Mahārāṣṭra as included within Dakṣiṇapatha is also mentioned by Rājaśekhara (fl. 10th century) in his Kāvyamīmāṃsā (chapter 17) who places Dakṣiṇapatha ahead of Māhiṣmatī.
The history of India traces the identification of countries, villages, towns and other regions of India, as well as royal dynasties, rulers, tribes, local festivities and traditions and regional languages. Ancient India enjoyed religious freedom and encourages the path of Dharma, a concept common to Buddhism, Hinduism, and Jainism.
Languages of India and abroad
Marathi-English dictionarySource: DDSA: The Molesworth Marathi and English Dictionary
mahārāṣṭra (महाराष्ट्र).—n m (S The great country.) The country of the Maraṭhas; bounded on the north by the Narmada river, on the south and east by the Carnatic and Telinga, and on the west by the ocean. 2 Used as a Relating to it--people, language, customs.
Marathi is an Indo-European language having over 70 million native speakers people in (predominantly) Maharashtra India. Marathi, like many other Indo-Aryan languages, evolved from early forms of Prakrit, which itself is a subset of Sanskrit, one of the most ancient languages of the world.
Sanskrit-English dictionarySource: DDSA: The practical Sanskrit-English dictionary
Mahārāṣṭra (महाराष्ट्र).—'the great kingdom', Name of a country in the west of India, the country of the Marāṭhās.
2) the people of Mahārāṣṭra; the Marāṭhās (pl.).
-ṣṭrī Name of the principal Prākṛta; dialect, the language of the people of the Mahārāṣṭra; cf. Daṇḍin:-महाराष्ट्राश्रयां भाषां प्रकृष्टं प्राकृतं विदुः (mahārāṣṭrāśrayāṃ bhāṣāṃ prakṛṣṭaṃ prākṛtaṃ viduḥ) Kāv.1.34.

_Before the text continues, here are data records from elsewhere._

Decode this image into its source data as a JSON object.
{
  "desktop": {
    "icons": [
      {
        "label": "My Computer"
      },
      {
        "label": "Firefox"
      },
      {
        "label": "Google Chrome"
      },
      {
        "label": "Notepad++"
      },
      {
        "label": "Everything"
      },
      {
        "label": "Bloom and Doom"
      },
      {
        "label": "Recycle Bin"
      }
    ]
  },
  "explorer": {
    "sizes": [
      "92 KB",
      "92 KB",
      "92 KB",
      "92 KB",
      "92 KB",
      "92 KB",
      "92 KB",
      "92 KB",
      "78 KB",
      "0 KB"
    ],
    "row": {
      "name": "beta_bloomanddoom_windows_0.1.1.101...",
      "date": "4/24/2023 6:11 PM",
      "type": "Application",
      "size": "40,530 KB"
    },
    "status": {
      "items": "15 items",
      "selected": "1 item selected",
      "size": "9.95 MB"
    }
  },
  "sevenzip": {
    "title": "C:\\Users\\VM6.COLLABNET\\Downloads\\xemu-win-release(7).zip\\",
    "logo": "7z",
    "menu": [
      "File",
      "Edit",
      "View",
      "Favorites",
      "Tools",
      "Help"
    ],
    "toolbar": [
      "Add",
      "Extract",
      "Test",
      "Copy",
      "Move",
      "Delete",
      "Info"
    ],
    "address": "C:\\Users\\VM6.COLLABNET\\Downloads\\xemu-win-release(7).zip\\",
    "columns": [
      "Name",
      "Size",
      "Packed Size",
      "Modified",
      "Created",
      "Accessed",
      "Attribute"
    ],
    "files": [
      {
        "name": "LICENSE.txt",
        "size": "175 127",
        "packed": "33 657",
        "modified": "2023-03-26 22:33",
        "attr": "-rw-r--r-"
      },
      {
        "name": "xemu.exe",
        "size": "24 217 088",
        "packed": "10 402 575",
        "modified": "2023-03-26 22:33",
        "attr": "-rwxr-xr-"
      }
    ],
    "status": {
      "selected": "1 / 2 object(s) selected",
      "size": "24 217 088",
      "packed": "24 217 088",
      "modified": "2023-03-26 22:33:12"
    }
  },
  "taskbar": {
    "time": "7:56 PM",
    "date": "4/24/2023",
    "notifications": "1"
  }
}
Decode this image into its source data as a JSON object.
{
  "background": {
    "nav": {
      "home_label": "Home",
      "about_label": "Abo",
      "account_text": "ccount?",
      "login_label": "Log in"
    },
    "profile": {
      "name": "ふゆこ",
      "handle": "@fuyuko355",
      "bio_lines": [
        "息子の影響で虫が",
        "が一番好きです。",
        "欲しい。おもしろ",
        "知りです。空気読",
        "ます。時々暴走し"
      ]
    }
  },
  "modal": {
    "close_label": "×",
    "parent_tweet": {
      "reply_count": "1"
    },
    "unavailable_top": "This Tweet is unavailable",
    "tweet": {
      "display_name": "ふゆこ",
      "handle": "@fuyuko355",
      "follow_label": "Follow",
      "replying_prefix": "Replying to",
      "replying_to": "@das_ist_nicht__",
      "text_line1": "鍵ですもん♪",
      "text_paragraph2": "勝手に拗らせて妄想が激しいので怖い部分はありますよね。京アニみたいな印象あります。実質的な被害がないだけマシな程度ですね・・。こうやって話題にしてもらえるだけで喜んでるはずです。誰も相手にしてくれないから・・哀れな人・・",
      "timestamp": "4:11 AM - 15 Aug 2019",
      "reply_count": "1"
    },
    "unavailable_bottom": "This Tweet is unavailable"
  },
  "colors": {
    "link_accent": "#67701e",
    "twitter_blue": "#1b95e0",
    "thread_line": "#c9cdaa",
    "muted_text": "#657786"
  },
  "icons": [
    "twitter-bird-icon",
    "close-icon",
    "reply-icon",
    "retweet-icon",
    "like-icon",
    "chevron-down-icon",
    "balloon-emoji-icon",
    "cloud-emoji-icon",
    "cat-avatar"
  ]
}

Derivable forms: mahārāṣṭraḥ (महाराष्ट्रः).
Mahārāṣṭra is a Sanskrit compound consisting of the terms mahā and rāṣṭra (राष्ट्र).Source: Cologne Digital Sanskrit Dictionaries: Shabda-Sagara Sanskrit-English Dictionary
(-ṣṭraṃ) A country in the west of India, that of the original Mahrattas. f. (-ṣṭrī) A dialect, Mahratta. E. mahā and rāṣṭra kingdom.
Sanskrit, also spelled संस्कृतम् (saṃskṛtam), is an ancient language of India commonly seen as the grandmother of the Indo-European language family. Closely allied with Prakrit and Pali, Sanskrit is more exhaustive in both grammar and terms and has the most extensive collection of literature in the world, greatly surpassing its sister-languages Greek and Latin.
See also (Relevant definitions)
Full-text (+233): Pancadravida, Marathi, Ahmednagar, Dravida, Bombay, Wardha, Shurparaka, Dhule, Bhandara, Shatara, Buldhane, Akola, Thane, Ratnagiri, Nagpur, Pune, Solapur, Yavatmal, East Khandesh, Chanda.
Search found 22 books and stories containing Maharashtra, Mahārāṣṭra, Maharastra, Maha-rashtra, Mahā-rāṣṭra, Maha-rastra, Māhārāṣṭra, Māhā-rāṣṭra; (plurals include: Maharashtras, Mahārāṣṭras, Maharastras, rashtras, rāṣṭras, rastras, Māhārāṣṭras). You can also click to the full overview containing English textual excerpts. Below are direct links for the most relevant articles:
The history of Andhra country (1000 AD - 1500 AD) (by Yashoda Devi)
Part 1 - The Yadavas of Addanki (A.D. 1150-1270) < [Chapter XIV - The Yadavas]
Part 5 - Sarngadhara II (A.D. 1253-1267) < [Chapter XIV - The Yadavas]
The Brahmanda Purana (by G.V. Tagare)
Chapter 16 - The Description of Bharata < [Section 2 - Anuṣaṅga-pāda]
Chapter 58 - Rāma reclaims land from the sea < [Section 3 - Upodghāta-pāda]
Chapter 12 - The race of Agni < [Section 2 - Anuṣaṅga-pāda]
Trishashti Shalaka Purusha Caritra (by Helen M. Johnson)
Part 7: Refusal to marry < [Chapter II - Vāsupūjyacaritra]
Part 4: Conquest of Prabhāsatīrtha by Sagara < [Chapter IV - Conquest of Bharatavarṣa by Sagara]
Buddhist records of the Western world (Xuanzang) (by Samuel Beal)
Chapter 2 - Country of Kong-kin-na-pu-lo (Konkanapura) < [Book XI - Twenty-three Countries]
Chapter 3 - Country of Mo-ho-la-ch’a (Maharashtra) < [Book XI - Twenty-three Countries]
Later Chola Temples (by S. R. Balasubrahmanyam)